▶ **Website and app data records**
◇ ◇ ◇ ◇ ◇

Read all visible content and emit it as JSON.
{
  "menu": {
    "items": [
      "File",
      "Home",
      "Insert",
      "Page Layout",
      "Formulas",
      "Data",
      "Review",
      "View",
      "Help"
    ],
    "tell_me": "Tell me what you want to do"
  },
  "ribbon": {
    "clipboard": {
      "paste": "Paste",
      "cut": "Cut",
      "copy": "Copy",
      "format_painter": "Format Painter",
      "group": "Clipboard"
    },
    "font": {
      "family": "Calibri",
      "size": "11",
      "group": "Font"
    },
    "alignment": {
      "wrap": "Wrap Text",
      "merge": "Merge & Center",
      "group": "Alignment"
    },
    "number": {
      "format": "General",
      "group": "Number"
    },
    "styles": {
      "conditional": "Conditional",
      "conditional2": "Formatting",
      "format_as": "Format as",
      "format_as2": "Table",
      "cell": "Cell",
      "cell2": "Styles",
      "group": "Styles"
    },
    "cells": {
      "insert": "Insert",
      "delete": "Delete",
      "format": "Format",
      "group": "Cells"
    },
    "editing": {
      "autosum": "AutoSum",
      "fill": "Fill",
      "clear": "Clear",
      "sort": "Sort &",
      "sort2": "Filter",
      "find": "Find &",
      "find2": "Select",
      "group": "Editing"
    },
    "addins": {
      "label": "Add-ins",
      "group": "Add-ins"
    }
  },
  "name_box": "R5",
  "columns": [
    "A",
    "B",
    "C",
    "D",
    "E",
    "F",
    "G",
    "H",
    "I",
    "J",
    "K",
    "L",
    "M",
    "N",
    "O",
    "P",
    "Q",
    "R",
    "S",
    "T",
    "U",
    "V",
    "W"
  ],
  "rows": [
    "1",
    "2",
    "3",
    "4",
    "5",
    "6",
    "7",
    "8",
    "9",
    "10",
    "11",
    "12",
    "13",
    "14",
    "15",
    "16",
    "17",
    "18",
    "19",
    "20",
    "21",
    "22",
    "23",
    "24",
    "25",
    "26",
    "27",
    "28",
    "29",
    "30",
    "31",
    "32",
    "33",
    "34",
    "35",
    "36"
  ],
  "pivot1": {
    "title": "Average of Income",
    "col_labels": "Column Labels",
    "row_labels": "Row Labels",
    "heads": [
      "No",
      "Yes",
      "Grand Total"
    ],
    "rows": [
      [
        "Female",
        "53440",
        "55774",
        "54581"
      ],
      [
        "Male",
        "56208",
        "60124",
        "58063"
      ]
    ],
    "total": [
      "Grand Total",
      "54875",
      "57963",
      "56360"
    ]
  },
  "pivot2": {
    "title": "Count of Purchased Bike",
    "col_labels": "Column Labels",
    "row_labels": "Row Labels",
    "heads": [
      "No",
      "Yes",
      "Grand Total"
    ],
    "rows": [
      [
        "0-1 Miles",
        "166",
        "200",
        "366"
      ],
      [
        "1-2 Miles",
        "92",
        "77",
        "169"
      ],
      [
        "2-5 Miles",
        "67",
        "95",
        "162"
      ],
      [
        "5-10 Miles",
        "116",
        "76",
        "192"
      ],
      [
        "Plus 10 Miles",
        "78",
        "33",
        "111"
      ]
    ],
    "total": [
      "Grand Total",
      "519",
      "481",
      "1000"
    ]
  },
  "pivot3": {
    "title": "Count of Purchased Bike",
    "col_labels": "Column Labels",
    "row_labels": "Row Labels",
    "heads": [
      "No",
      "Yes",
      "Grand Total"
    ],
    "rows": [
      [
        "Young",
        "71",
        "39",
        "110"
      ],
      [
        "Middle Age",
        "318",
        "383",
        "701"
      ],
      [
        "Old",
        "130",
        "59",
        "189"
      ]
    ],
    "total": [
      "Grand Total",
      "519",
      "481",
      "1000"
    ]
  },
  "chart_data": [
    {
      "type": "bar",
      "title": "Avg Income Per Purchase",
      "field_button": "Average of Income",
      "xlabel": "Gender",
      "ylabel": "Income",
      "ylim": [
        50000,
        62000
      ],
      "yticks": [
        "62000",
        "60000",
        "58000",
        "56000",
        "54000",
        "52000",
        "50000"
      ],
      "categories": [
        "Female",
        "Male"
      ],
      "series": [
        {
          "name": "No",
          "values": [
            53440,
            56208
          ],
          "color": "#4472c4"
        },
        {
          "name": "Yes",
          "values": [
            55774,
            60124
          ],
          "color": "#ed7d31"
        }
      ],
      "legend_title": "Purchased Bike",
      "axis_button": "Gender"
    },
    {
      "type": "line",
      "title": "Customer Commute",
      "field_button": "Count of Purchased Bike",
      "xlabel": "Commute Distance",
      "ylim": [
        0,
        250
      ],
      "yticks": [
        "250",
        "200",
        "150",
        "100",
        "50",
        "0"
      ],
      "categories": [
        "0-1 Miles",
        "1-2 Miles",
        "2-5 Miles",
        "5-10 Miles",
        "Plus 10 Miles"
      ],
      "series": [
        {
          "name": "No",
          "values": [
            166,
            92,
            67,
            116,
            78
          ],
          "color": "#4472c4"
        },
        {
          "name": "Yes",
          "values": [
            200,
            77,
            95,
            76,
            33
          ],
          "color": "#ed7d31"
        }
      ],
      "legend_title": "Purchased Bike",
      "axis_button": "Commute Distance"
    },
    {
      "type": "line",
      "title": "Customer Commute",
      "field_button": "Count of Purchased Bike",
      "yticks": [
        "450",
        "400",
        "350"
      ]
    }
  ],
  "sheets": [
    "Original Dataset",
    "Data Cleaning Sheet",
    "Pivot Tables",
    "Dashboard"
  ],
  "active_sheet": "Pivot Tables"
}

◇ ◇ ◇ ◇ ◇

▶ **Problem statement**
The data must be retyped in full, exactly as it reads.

▶ **Reply to the exercise**
Read all visible content and emit it as JSON.
{
  "menu": {
    "items": [
      "File",
      "Home",
      "Insert",
      "Page Layout",
      "Formulas",
      "Data",
      "Review",
      "View",
      "Help"
    ],
    "tell_me": "Tell me what you want to do"
  },
  "ribbon": {
    "clipboard": {
      "paste": "Paste",
      "cut": "Cut",
      "copy": "Copy",
      "format_painter": "Format Painter",
      "group": "Clipboard"
    },
    "font": {
      "family": "Calibri",
      "size": "11",
      "group": "Font"
    },
    "alignment": {
      "wrap": "Wrap Text",
      "merge": "Merge & Center",
      "group": "Alignment"
    },
    "number": {
      "format": "General",
      "group": "Number"
    },
    "styles": {
      "conditional": "Conditional",
      "conditional2": "Formatting",
      "format_as": "Format as",
      "format_as2": "Table",
      "cell": "Cell",
      "cell2": "Styles",
      "group": "Styles"
    },
    "cells": {
      "insert": "Insert",
      "delete": "Delete",
      "format": "Format",
      "group": "Cells"
    },
    "editing": {
      "autosum": "AutoSum",
      "fill": "Fill",
      "clear": "Clear",
      "sort": "Sort &",
      "sort2": "Filter",
      "find": "Find &",
      "find2": "Select",
      "group": "Editing"
    },
    "addins": {
      "label": "Add-ins",
      "group": "Add-ins"
    }
  },
  "name_box": "R5",
  "columns": [
    "A",
    "B",
    "C",
    "D",
    "E",
    "F",
    "G",
    "H",
    "I",
    "J",
    "K",
    "L",
    "M",
    "N",
    "O",
    "P",
    "Q",
    "R",
    "S",
    "T",
    "U",
    "V",
    "W"
  ],
  "rows": [
    "1",
    "2",
    "3",
    "4",
    "5",
    "6",
    "7",
    "8",
    "9",
    "10",
    "11",
    "12",
    "13",
    "14",
    "15",
    "16",
    "17",
    "18",
    "19",
    "20",
    "21",
    "22",
    "23",
    "24",
    "25",
    "26",
    "27",
    "28",
    "29",
    "30",
    "31",
    "32",
    "33",
    "34",
    "35",
    "36"
  ],
  "pivot1": {
    "title": "Average of Income",
    "col_labels": "Column Labels",
    "row_labels": "Row Labels",
    "heads": [
      "No",
      "Yes",
      "Grand Total"
    ],
    "rows": [
      [
        "Female",
        "53440",
        "55774",
        "54581"
      ],
      [
        "Male",
        "56208",
        "60124",
        "58063"
      ]
    ],
    "total": [
      "Grand Total",
      "54875",
      "57963",
      "56360"
    ]
  },
  "pivot2": {
    "title": "Count of Purchased Bike",
    "col_labels": "Column Labels",
    "row_labels": "Row Labels",
    "heads": [
      "No",
      "Yes",
      "Grand Total"
    ],
    "rows": [
      [
        "0-1 Miles",
        "166",
        "200",
        "366"
      ],
      [
        "1-2 Miles",
        "92",
        "77",
        "169"
      ],
      [
        "2-5 Miles",
        "67",
        "95",
        "162"
      ],
      [
        "5-10 Miles",
        "116",
        "76",
        "192"
      ],
      [
        "Plus 10 Miles",
        "78",
        "33",
        "111"
      ]
    ],
    "total": [
      "Grand Total",
      "519",
      "481",
      "1000"
    ]
  },
  "pivot3": {
    "title": "Count of Purchased Bike",
    "col_labels": "Column Labels",
    "row_labels": "Row Labels",
    "heads": [
      "No",
      "Yes",
      "Grand Total"
    ],
    "rows": [
      [
        "Young",
        "71",
        "39",
        "110"
      ],
      [
        "Middle Age",
        "318",
        "383",
        "701"
      ],
      [
        "Old",
        "130",
        "59",
        "189"
      ]
    ],
    "total": [
      "Grand Total",
      "519",
      "481",
      "1000"
    ]
  },
  "chart_data": [
    {
      "type": "bar",
      "title": "Avg Income Per Purchase",
      "field_button": "Average of Income",
      "xlabel": "Gender",
      "ylabel": "Income",
      "ylim": [
        50000,
        62000
      ],
      "yticks": [
        "62000",
        "60000",
        "58000",
        "56000",
        "54000",
        "52000",
        "50000"
      ],
      "categories": [
        "Female",
        "Male"
      ],
      "series": [
        {
          "name": "No",
          "values": [
            53440,
            56208
          ],
          "color": "#4472c4"
        },
        {
          "name": "Yes",
          "values": [
            55774,
            60124
          ],
          "color": "#ed7d31"
        }
      ],
      "legend_title": "Purchased Bike",
      "axis_button": "Gender"
    },
    {
      "type": "line",
      "title": "Customer Commute",
      "field_button": "Count of Purchased Bike",
      "xlabel": "Commute Distance",
      "ylim": [
        0,
        250
      ],
      "yticks": [
        "250",
        "200",
        "150",
        "100",
        "50",
        "0"
      ],
      "categories": [
        "0-1 Miles",
        "1-2 Miles",
        "2-5 Miles",
        "5-10 Miles",
        "Plus 10 Miles"
      ],
      "series": [
        {
          "name": "No",
          "values": [
            166,
            92,
            67,
            116,
            78
          ],
          "color": "#4472c4"
        },
        {
          "name": "Yes",
          "values": [
            200,
            77,
            95,
            76,
            33
          ],
          "color": "#ed7d31"
        }
      ],
      "legend_title": "Purchased Bike",
      "axis_button": "Commute Distance"
    },
    {
      "type": "line",
      "title": "Customer Commute",
      "field_button": "Count of Purchased Bike",
      "yticks": [
        "450",
        "400",
        "350"
      ]
    }
  ],
  "sheets": [
    "Original Dataset",
    "Data Cleaning Sheet",
    "Pivot Tables",
    "Dashboard"
  ],
  "active_sheet": "Pivot Tables"
}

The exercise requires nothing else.